Verona was the exclusive provider of musical promotional films for
Columbia, and Epic records. He also did videos for Atlantic, UA,
and Buddah records, all the while painting and harboring that secret
desire to make a movie.
One day he looked in his refrigerator and saw thousands of feet
of 16 millimeter film. He had his own camera and sat down and wrote
his first feature film, "The Lords of Flatbush."
It was the launching of Sylvester Stallone, Henry Winkler, Armand
Assante, Perry King, and Richard Gere who was later replaced.
He later went on to direct his directing teacher and mentor Lee
Strasberg. He wrote and directed Strasberg, Ruth Gordon and Janet
Leigh in the highly acclaimed but little seen film “Boardwalk.”
The distributor sadly went under. But his film career was launched.

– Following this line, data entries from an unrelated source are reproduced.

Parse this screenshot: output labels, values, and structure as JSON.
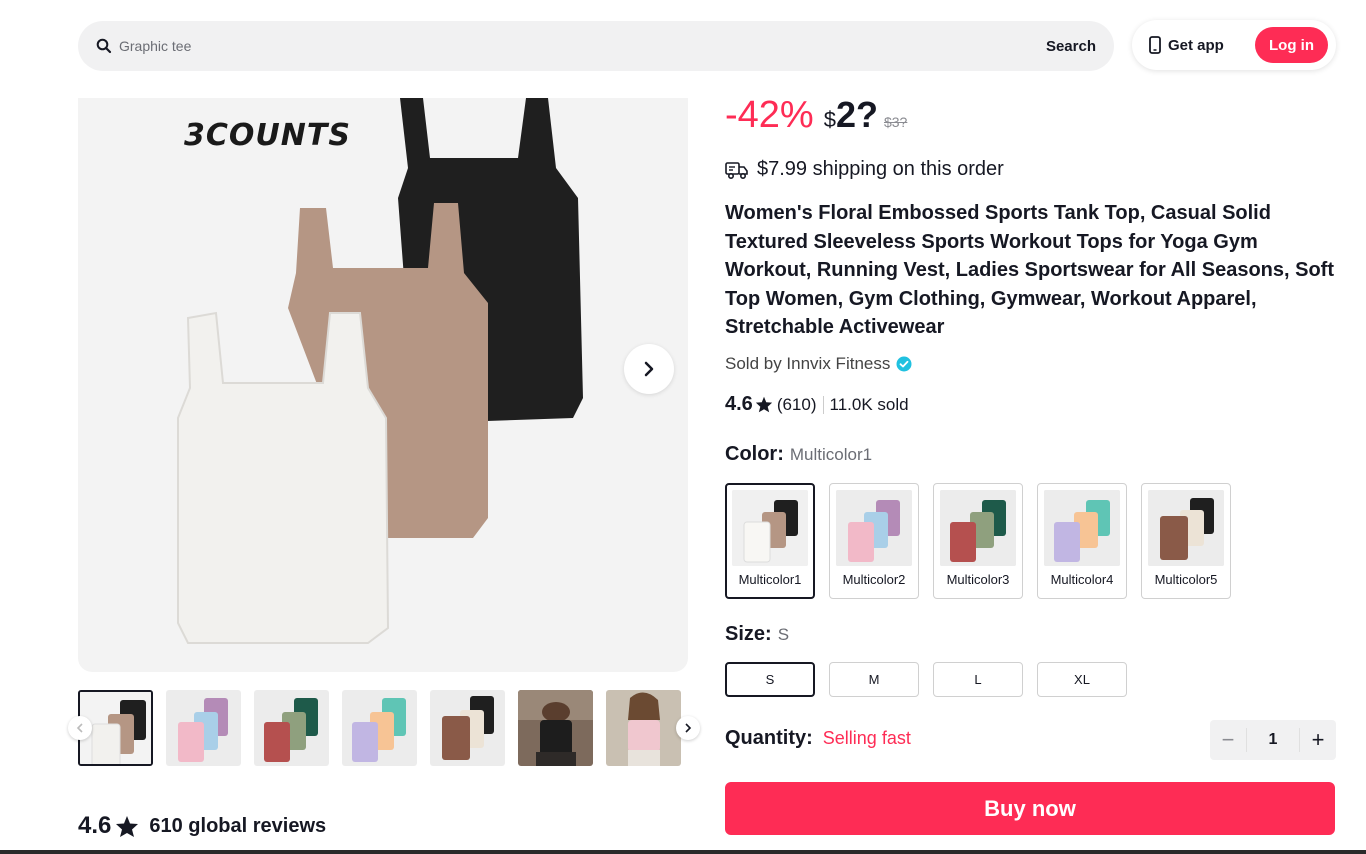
{
  "header": {
    "search_placeholder": "Graphic tee",
    "search_button": "Search",
    "get_app": "Get app",
    "login": "Log in",
    "accent": "#fe2c55"
  },
  "gallery": {
    "brand_text": "3COUNTS",
    "thumbnail_count": 7,
    "active_thumbnail": 1
  },
  "product": {
    "discount": "-42%",
    "currency": "$",
    "price": "2?",
    "old_price": "$3?",
    "shipping": "$7.99 shipping on this order",
    "title": "Women's Floral Embossed Sports Tank Top, Casual Solid Textured Sleeveless Sports Workout Tops for Yoga Gym Workout, Running Vest, Ladies Sportswear for All Seasons, Soft Top Women, Gym Clothing, Gymwear, Workout Apparel, Stretchable Activewear",
    "seller": "Sold by Innvix Fitness",
    "rating": "4.6",
    "review_count": "(610)",
    "sold": "11.0K sold"
  },
  "options": {
    "color_label": "Color:",
    "color_selected": "Multicolor1",
    "colors": [
      "Multicolor1",
      "Multicolor2",
      "Multicolor3",
      "Multicolor4",
      "Multicolor5"
    ],
    "size_label": "Size:",
    "size_selected": "S",
    "sizes": [
      "S",
      "M",
      "L",
      "XL"
    ]
  },
  "quantity": {
    "label": "Quantity:",
    "status": "Selling fast",
    "value": "1",
    "minus": "−",
    "plus": "+"
  },
  "buy_now": "Buy now",
  "reviews": {
    "rating": "4.6",
    "count_text": "610 global reviews"
  }
}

All the while he painted, telling stories on canvas or the silver
screen. When finishing a day of film meetings and lunches Verona
would lock himself inside his Bel Air home studio and paint at night.
It was his release from the outside world.
He began selling from the house. Important and noted film people
would come by and see his work and ask if he would sell them. He
finally did. And has never looked back. He used to drop his paintbrush
for a movie, now he’d rather paint.
Mr. Verona was named Chairman of the UCLA Medical Arts Sculpture
Committee, where he will oversee the donations and installations
of all sculpture in the new UCLA hospital being designed by the
great architect I. M. Pei.
Mr. Verona was recently honored by being one of three living artists
invited to attend and exhibit at the Fine Art Dealers Association
of America’s annual exhibition.
Verona has won over 100 awards for his prolific art and films. He
is in outstanding
collections throughout the world. He continues to live in Bel Air
California and the south of France.